I like the ambient background music when you play. It’s peaceful and relaxing. Not too exciting so as to distract you, but not so boring as to ruin the experience. It sounds like a gently strummed guitar, and it’s perfectly suited to the atmosphere of the game. There are a few different sound effects too, such as birds chirping, and this lends itself well to the seaside setting.

Gorgeous loading screen

However, the best part of the audio is undoubtedly the narrations. The voice actors do a stellar job of infusing personality into every word. Wayward Strand could’ve easily cut corners by just having the words written rather than spoken, but by having them narrated, it adds so much. I love hearing the different voices of the characters, and it creates deep immersion. It makes the stories feel so much more personal as you get to hear them in the characters’ own words.

Where it Fell Short

  • A lot of the achievements are broken More than half of the achievements don’t work, they just sit there with a player percentage of 0.00%. I’m a bit of a completionist, so this is particularly frustrating for me.
  • It’s hard to know what to do next – The game gives you a notebook which Casey jots information in, but it only really tells you what’s happened so far, not what to do next. It’s also quite slow to navigate the pages, as you can’t skip to most recent information, or anything like that.
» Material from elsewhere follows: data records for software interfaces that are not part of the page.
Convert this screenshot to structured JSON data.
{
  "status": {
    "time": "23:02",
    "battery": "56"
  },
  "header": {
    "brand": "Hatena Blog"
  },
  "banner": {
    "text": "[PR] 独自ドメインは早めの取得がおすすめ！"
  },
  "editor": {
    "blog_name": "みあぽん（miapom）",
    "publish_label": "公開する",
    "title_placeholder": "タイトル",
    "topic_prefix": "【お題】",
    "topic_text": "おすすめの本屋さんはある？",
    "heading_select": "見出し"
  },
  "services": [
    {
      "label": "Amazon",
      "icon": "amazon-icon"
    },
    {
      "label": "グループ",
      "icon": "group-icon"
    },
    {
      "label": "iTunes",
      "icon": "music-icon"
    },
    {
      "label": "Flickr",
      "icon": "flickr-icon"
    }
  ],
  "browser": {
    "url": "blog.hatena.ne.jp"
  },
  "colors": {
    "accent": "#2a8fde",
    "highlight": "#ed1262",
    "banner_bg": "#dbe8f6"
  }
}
If you go away from the game and come back, you may find it difficult to find something productive to do.
Wayward Strand Review Xbox Series X, Notebook
  • You can’t save manually – The game only lets you save at the end of the day. Unfortunately, as days take 1-2 hours, this means that you may well end up playing for longer than you want to, just so you can get to a save point.
  • Assets sometimes clip – As I mentioned earlier in the review, the character assets are drawn 2D, but it’s set in a 3D space. This means that often characters will clip through items or other characters, and it breaks the immersion somewhat.
  • You can’t speed it up – I think the game would have been so much more enjoyable if there was a way to skip dialogue, or skip animations, or run. That way the players who enjoy a slower pace could play the game as intended, and the rest of us with less patience could enjoy it at our own speed.
  • It’s too boring – I recognise that this is subjective, but for me, this game just isn’t exciting enough. It’s mainly down to the slow speed, but also the lack of a linear narrative or clear goal isn’t something that I enjoy.
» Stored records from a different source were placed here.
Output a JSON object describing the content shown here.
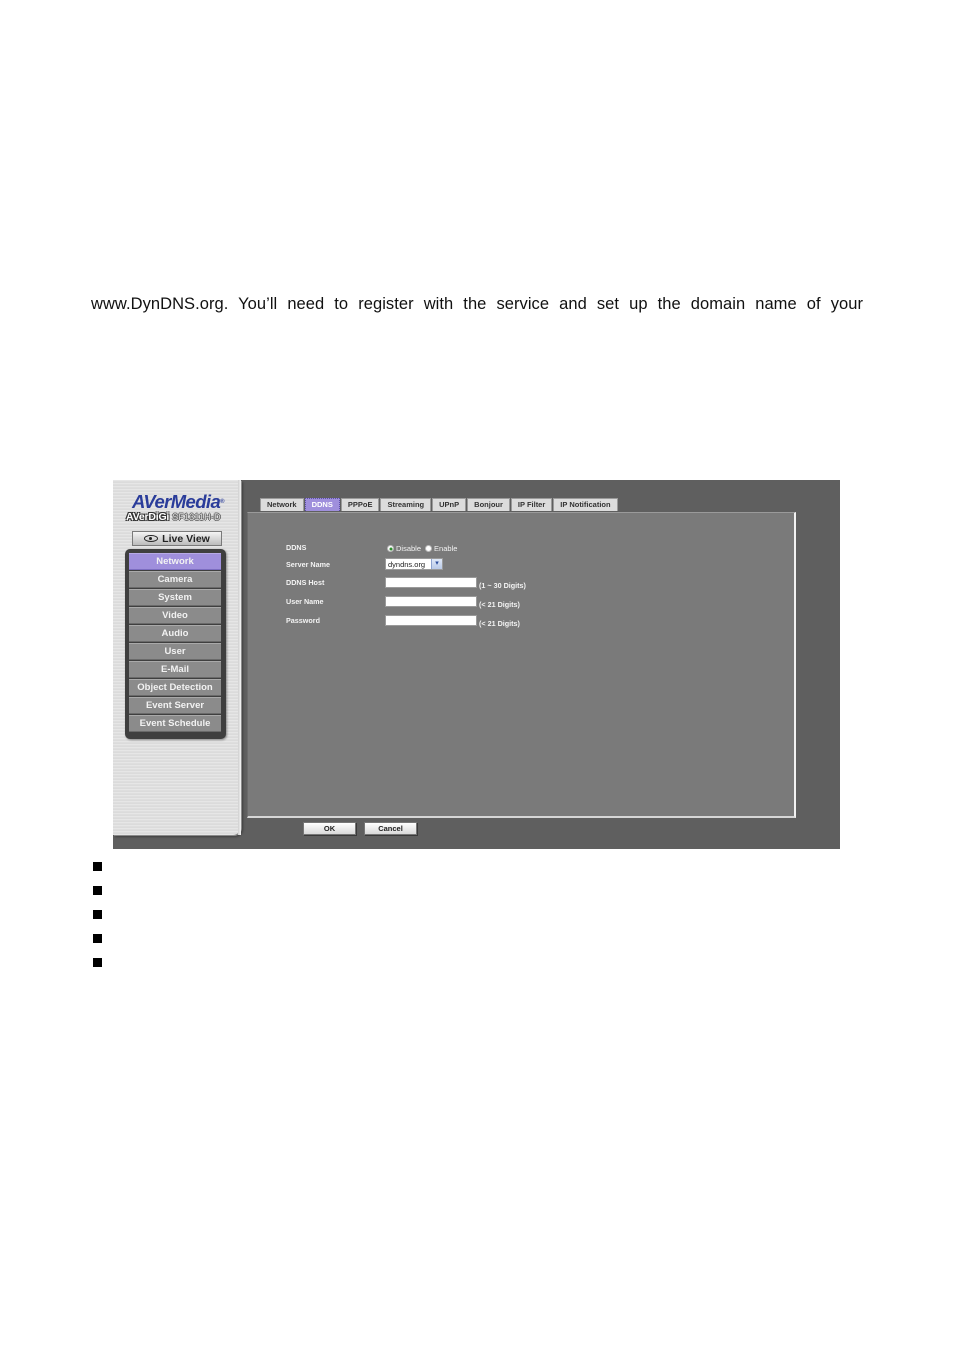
{
  "document": {
    "text_line": "www.DynDNS.org. You’ll need to register with the service and set up the domain name of your",
    "bullet_count": 5
  },
  "screenshot": {
    "logo": "AVerMedia",
    "logo_mark": "®",
    "model_brand": "AVerDiGi",
    "model_number": "SF1311H-D",
    "live_view_label": "Live View",
    "menu": [
      {
        "label": "Network",
        "active": true
      },
      {
        "label": "Camera",
        "active": false
      },
      {
        "label": "System",
        "active": false
      },
      {
        "label": "Video",
        "active": false
      },
      {
        "label": "Audio",
        "active": false
      },
      {
        "label": "User",
        "active": false
      },
      {
        "label": "E-Mail",
        "active": false
      },
      {
        "label": "Object Detection",
        "active": false
      },
      {
        "label": "Event Server",
        "active": false
      },
      {
        "label": "Event Schedule",
        "active": false
      }
    ],
    "tabs": [
      {
        "label": "Network",
        "active": false
      },
      {
        "label": "DDNS",
        "active": true
      },
      {
        "label": "PPPoE",
        "active": false
      },
      {
        "label": "Streaming",
        "active": false
      },
      {
        "label": "UPnP",
        "active": false
      },
      {
        "label": "Bonjour",
        "active": false
      },
      {
        "label": "IP Filter",
        "active": false
      },
      {
        "label": "IP Notification",
        "active": false
      }
    ],
    "form": {
      "ddns_label": "DDNS",
      "ddns_options": [
        "Disable",
        "Enable"
      ],
      "ddns_selected": "Disable",
      "server_name_label": "Server Name",
      "server_name_value": "dyndns.org",
      "ddns_host_label": "DDNS Host",
      "ddns_host_value": "",
      "ddns_host_hint": "(1 ~ 30 Digits)",
      "user_name_label": "User Name",
      "user_name_value": "",
      "user_name_hint": "(< 21 Digits)",
      "password_label": "Password",
      "password_value": "",
      "password_hint": "(< 21 Digits)"
    },
    "buttons": {
      "ok": "OK",
      "cancel": "Cancel"
    },
    "colors": {
      "accent_purple": "#9f8fdc",
      "panel_gray": "#7a7a7a",
      "background_gray": "#5f5f5f",
      "logo_blue": "#2a3c9a"
    }
  }
}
Despite the game’s many excellent qualities, there were just too many flaws for me to fully appreciate this game. I found it to be unbearably slow. Perhaps with some tweaking I would have had more fun, but even then, I’m not sure I’m quite the right target audience. I think I’ve been spoiled by all the other games I’ve played over the years. I’m used to such continuous action, this type of slow-burn doesn’t appeal to me as much. I can’t deny how well-written this game is. I didn’t spot any glaring typos or grammar issues. The story is deep and moving, and I can totally understand why some publications have rated this as a 9/10. But I have to be honest about my own experience to make sure that my Wayward Strand review for Xbox Series X is as accurate as possible.

Hopefully you can use my thoughts to form your own opinion about whether or not play it. If you love gaming, join our Facebook community, and discuss your favourite topics with likeminded fans! And don’t forget to follow us on Twitter!

Wayward Strand





  • Beautiful artwork
  • Emotional and well-written story
  • Phenomenal voice-over work


  • Waaaaaaay too slow-paced
  • You can't manually save
  • Difficult to know what to do next

By Screen Hype

Hi! I'm Melika Jeddi, a content writer and aspiring author. I've created Screen Hype to share my unique brand of entertaining articles with the world, and to create a fun space that everyone can feel a part of :)